What to produce = The listing below should be written out again word for word, please.

[[ The data, beginning ]]

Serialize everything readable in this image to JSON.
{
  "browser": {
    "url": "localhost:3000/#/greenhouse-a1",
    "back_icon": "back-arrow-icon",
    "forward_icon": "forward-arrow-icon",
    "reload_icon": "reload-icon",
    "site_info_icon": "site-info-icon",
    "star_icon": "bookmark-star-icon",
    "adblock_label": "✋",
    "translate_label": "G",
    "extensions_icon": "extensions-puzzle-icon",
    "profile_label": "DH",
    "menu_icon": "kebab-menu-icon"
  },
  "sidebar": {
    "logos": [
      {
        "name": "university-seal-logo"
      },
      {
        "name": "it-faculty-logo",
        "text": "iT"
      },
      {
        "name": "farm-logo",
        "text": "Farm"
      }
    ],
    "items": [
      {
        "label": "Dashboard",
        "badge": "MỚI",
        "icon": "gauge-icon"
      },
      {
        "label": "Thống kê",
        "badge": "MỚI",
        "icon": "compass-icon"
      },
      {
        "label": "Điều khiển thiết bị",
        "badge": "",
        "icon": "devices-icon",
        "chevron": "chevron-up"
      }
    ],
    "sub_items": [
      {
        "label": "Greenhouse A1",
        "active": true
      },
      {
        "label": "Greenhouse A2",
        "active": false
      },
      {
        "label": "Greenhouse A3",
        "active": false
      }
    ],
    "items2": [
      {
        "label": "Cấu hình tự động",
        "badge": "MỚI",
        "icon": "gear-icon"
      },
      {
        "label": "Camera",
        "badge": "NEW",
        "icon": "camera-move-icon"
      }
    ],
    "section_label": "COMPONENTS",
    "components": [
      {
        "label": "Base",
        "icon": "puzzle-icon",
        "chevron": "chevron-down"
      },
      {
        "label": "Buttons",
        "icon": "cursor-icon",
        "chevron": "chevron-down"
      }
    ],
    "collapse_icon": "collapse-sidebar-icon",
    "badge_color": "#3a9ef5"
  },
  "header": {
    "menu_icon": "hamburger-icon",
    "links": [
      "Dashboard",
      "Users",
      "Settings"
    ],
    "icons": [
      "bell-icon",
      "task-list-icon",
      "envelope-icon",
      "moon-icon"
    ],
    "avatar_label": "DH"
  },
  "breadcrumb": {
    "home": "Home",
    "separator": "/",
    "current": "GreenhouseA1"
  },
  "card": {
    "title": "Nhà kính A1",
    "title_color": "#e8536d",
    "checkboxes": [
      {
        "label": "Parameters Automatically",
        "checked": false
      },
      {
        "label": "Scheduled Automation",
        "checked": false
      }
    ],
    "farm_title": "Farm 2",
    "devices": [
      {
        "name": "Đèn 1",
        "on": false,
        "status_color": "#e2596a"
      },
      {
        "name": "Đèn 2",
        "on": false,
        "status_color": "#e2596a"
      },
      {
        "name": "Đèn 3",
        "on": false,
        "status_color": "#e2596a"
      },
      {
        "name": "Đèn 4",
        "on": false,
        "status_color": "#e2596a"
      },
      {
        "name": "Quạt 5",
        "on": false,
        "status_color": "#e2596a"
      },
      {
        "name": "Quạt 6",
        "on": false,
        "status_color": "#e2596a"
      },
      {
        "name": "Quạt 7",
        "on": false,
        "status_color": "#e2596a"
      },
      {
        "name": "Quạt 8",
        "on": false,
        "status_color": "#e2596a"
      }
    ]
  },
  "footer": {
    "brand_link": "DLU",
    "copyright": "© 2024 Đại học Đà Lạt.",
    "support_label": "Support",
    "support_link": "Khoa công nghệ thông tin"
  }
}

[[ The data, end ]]

Response to the exercise =
Serialize everything readable in this image to JSON.
{
  "browser": {
    "url": "localhost:3000/#/greenhouse-a1",
    "back_icon": "back-arrow-icon",
    "forward_icon": "forward-arrow-icon",
    "reload_icon": "reload-icon",
    "site_info_icon": "site-info-icon",
    "star_icon": "bookmark-star-icon",
    "adblock_label": "✋",
    "translate_label": "G",
    "extensions_icon": "extensions-puzzle-icon",
    "profile_label": "DH",
    "menu_icon": "kebab-menu-icon"
  },
  "sidebar": {
    "logos": [
      {
        "name": "university-seal-logo"
      },
      {
        "name": "it-faculty-logo",
        "text": "iT"
      },
      {
        "name": "farm-logo",
        "text": "Farm"
      }
    ],
    "items": [
      {
        "label": "Dashboard",
        "badge": "MỚI",
        "icon": "gauge-icon"
      },
      {
        "label": "Thống kê",
        "badge": "MỚI",
        "icon": "compass-icon"
      },
      {
        "label": "Điều khiển thiết bị",
        "badge": "",
        "icon": "devices-icon",
        "chevron": "chevron-up"
      }
    ],
    "sub_items": [
      {
        "label": "Greenhouse A1",
        "active": true
      },
      {
        "label": "Greenhouse A2",
        "active": false
      },
      {
        "label": "Greenhouse A3",
        "active": false
      }
    ],
    "items2": [
      {
        "label": "Cấu hình tự động",
        "badge": "MỚI",
        "icon": "gear-icon"
      },
      {
        "label": "Camera",
        "badge": "NEW",
        "icon": "camera-move-icon"
      }
    ],
    "section_label": "COMPONENTS",
    "components": [
      {
        "label": "Base",
        "icon": "puzzle-icon",
        "chevron": "chevron-down"
      },
      {
        "label": "Buttons",
        "icon": "cursor-icon",
        "chevron": "chevron-down"
      }
    ],
    "collapse_icon": "collapse-sidebar-icon",
    "badge_color": "#3a9ef5"
  },
  "header": {
    "menu_icon": "hamburger-icon",
    "links": [
      "Dashboard",
      "Users",
      "Settings"
    ],
    "icons": [
      "bell-icon",
      "task-list-icon",
      "envelope-icon",
      "moon-icon"
    ],
    "avatar_label": "DH"
  },
  "breadcrumb": {
    "home": "Home",
    "separator": "/",
    "current": "GreenhouseA1"
  },
  "card": {
    "title": "Nhà kính A1",
    "title_color": "#e8536d",
    "checkboxes": [
      {
        "label": "Parameters Automatically",
        "checked": false
      },
      {
        "label": "Scheduled Automation",
        "checked": false
      }
    ],
    "farm_title": "Farm 2",
    "devices": [
      {
        "name": "Đèn 1",
        "on": false,
        "status_color": "#e2596a"
      },
      {
        "name": "Đèn 2",
        "on": false,
        "status_color": "#e2596a"
      },
      {
        "name": "Đèn 3",
        "on": false,
        "status_color": "#e2596a"
      },
      {
        "name": "Đèn 4",
        "on": false,
        "status_color": "#e2596a"
      },
      {
        "name": "Quạt 5",
        "on": false,
        "status_color": "#e2596a"
      },
      {
        "name": "Quạt 6",
        "on": false,
        "status_color": "#e2596a"
      },
      {
        "name": "Quạt 7",
        "on": false,
        "status_color": "#e2596a"
      },
      {
        "name": "Quạt 8",
        "on": false,
        "status_color": "#e2596a"
      }
    ]
  },
  "footer": {
    "brand_link": "DLU",
    "copyright": "© 2024 Đại học Đà Lạt.",
    "support_label": "Support",
    "support_link": "Khoa công nghệ thông tin"
  }
}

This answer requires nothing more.